### [Required action]
Show, in full, each line of the data that contains "vraag".

### [Provided data]
—————

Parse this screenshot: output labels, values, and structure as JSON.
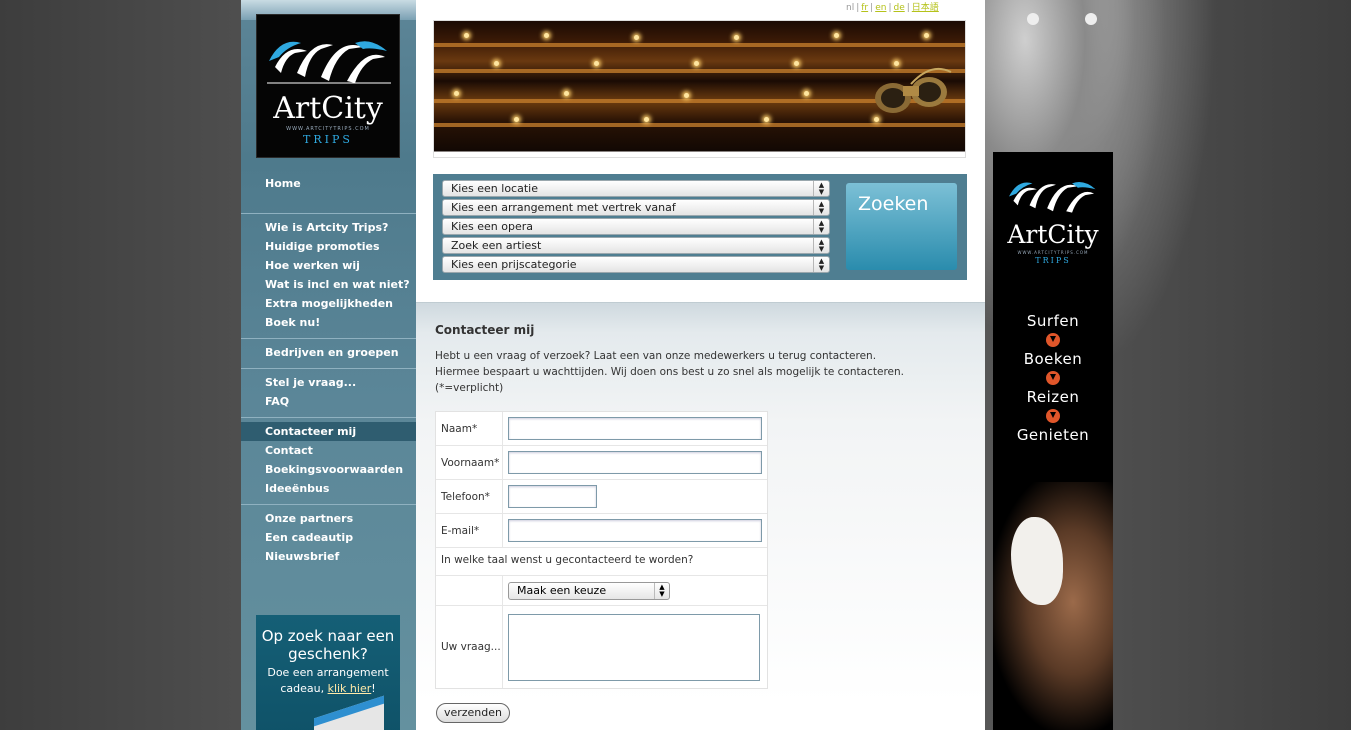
{
  "languages": [
    "nl",
    "fr",
    "en",
    "de",
    "日本語"
  ],
  "logo": {
    "art": "ArtCity",
    "url": "WWW.ARTCITYTRIPS.COM",
    "trips": "TRIPS"
  },
  "nav": {
    "home": "Home",
    "group1": [
      "Wie is Artcity Trips?",
      "Huidige promoties",
      "Hoe werken wij",
      "Wat is incl en wat niet?",
      "Extra mogelijkheden",
      "Boek nu!"
    ],
    "group2": [
      "Bedrijven en groepen"
    ],
    "group3": [
      "Stel je vraag...",
      "FAQ"
    ],
    "group4": [
      "Contacteer mij",
      "Contact",
      "Boekingsvoorwaarden",
      "Ideeënbus"
    ],
    "group5": [
      "Onze partners",
      "Een cadeautip",
      "Nieuwsbrief"
    ],
    "active": "Contacteer mij"
  },
  "gift": {
    "title": "Op zoek naar een geschenk?",
    "text": "Doe een arrangement cadeau,",
    "link": "klik hier",
    "tail": "!"
  },
  "search": {
    "selects": [
      "Kies een locatie",
      "Kies een arrangement met vertrek vanaf",
      "Kies een opera",
      "Zoek een artiest",
      "Kies een prijscategorie"
    ],
    "button": "Zoeken"
  },
  "contact": {
    "heading": "Contacteer mij",
    "intro1": "Hebt u een vraag of verzoek? Laat een van onze medewerkers u terug contacteren.",
    "intro2": "Hiermee bespaart u wachttijden. Wij doen ons best u zo snel als mogelijk te contacteren.",
    "intro3": "(*=verplicht)",
    "labels": {
      "naam": "Naam*",
      "voornaam": "Voornaam*",
      "telefoon": "Telefoon*",
      "email": "E-mail*",
      "taal_question": "In welke taal wenst u gecontacteerd te worden?",
      "vraag": "Uw vraag..."
    },
    "language_select": "Maak een keuze",
    "submit": "verzenden"
  },
  "ad": {
    "words": [
      "Surfen",
      "Boeken",
      "Reizen",
      "Genieten"
    ]
  },
  "colors": {
    "sidebar": "#4e7a8c",
    "search_panel": "#4f7e91",
    "accent_arrow": "#e0562a",
    "lang_link": "#b5c21a"
  }
}
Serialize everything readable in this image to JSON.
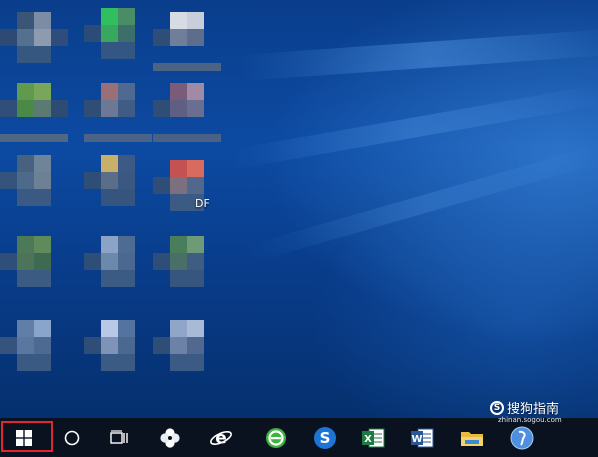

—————

### [Result of this task]
      "Stel je vraag...",
    "intro1": "Hebt u een vraag of verzoek? Laat een van onze medewerkers u terug contacteren.",
      "vraag": "Uw vraag..."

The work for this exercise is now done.